IT experts such as Kloss say employees generally do not know what to do with spam and that education must be used in conjunction with technology to combat spam.
"For instance, the very worst thing you can do when you get a piece of spam is to respond to it," says Kloss, whose clients include all of the major auto companies.
When you open a piece of junk
e-mail, Kloss says, you are telling the spammers that they have found a valid e-mail address. Chances are that the spammer will sell your
e-mail address to another spammer.
Perot Systems Corp., of Plano, Texas, (perotsystems.com) uses spam-blocking software from Tumbleweed Communications Corp. (tumbleweed.com) and others to stop spam at the server level for its e-mail systems.
In a company with 9,500 e-mail users, Perot Systems is blocking more than 400,000 spam e-mail messages a week, says Bob Mattana, a group vice president at its Southfield, Mich., office. Perot Systems automotive customers include Volkswagen of America Inc. (vw.com) and ArvinMeritor Inc. (arvinmeritor.com).
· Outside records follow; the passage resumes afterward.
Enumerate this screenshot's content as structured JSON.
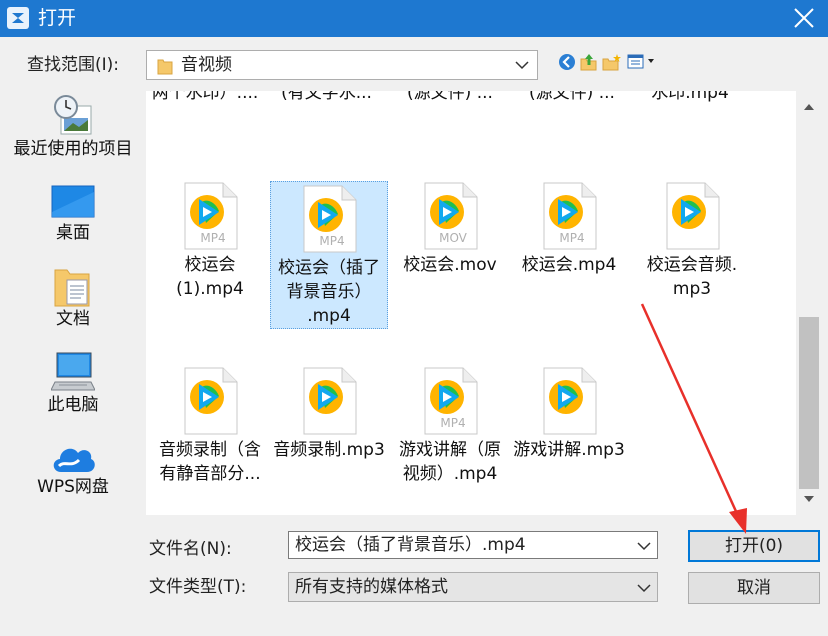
{
  "window": {
    "title": "打开",
    "title_icon": "app-logo-icon",
    "close_icon": "close-icon"
  },
  "lookin": {
    "label": "查找范围(I):",
    "value": "音视频"
  },
  "toolbar": [
    "back-icon",
    "up-folder-icon",
    "new-folder-icon",
    "view-menu-icon"
  ],
  "places": [
    {
      "label": "最近使用的项目",
      "icon": "recent-items-icon"
    },
    {
      "label": "桌面",
      "icon": "desktop-icon"
    },
    {
      "label": "文档",
      "icon": "documents-icon"
    },
    {
      "label": "此电脑",
      "icon": "this-pc-icon"
    },
    {
      "label": "WPS网盘",
      "icon": "wps-cloud-icon"
    }
  ],
  "files_partial": [
    "两个水印）....",
    "(有文字水...",
    "(源文件)  ...",
    "(源文件)  ...",
    "水印.mp4"
  ],
  "files": [
    {
      "name_lines": [
        "校运会",
        "(1).mp4"
      ],
      "badge": "MP4"
    },
    {
      "name_lines": [
        "校运会（插了",
        "背景音乐）",
        ".mp4"
      ],
      "badge": "MP4"
    },
    {
      "name_lines": [
        "校运会.mov"
      ],
      "badge": "MOV"
    },
    {
      "name_lines": [
        "校运会.mp4"
      ],
      "badge": "MP4"
    },
    {
      "name_lines": [
        "校运会音频.",
        "mp3"
      ],
      "badge": ""
    },
    {
      "name_lines": [
        "音频录制（含",
        "有静音部分..."
      ],
      "badge": ""
    },
    {
      "name_lines": [
        "音频录制.mp3"
      ],
      "badge": ""
    },
    {
      "name_lines": [
        "游戏讲解（原",
        "视频）.mp4"
      ],
      "badge": "MP4"
    },
    {
      "name_lines": [
        "游戏讲解.mp3"
      ],
      "badge": ""
    }
  ],
  "selected_file": "校运会（插了背景音乐）.mp4",
  "filename": {
    "label": "文件名(N):",
    "value": "校运会（插了背景音乐）.mp4"
  },
  "filetype": {
    "label": "文件类型(T):",
    "value": "所有支持的媒体格式"
  },
  "buttons": {
    "open": "打开(0)",
    "cancel": "取消"
  },
  "colors": {
    "titlebar": "#1e78d0",
    "selection": "#cce8ff",
    "annotation_arrow": "#e8302a"
  }
}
About 5 percent of the spam e-mail still gets through, Mattana says.
Just like the war against hackers and computer viruses, the fight against spam will continue to require better software, he says: "Spammers continually come up with ways to get through the system."
Ralph Kisiel can be contacted at [email protected] Detroit-area freelance writer Tim Moran and National Editor Chaz Osburn contributed to this report.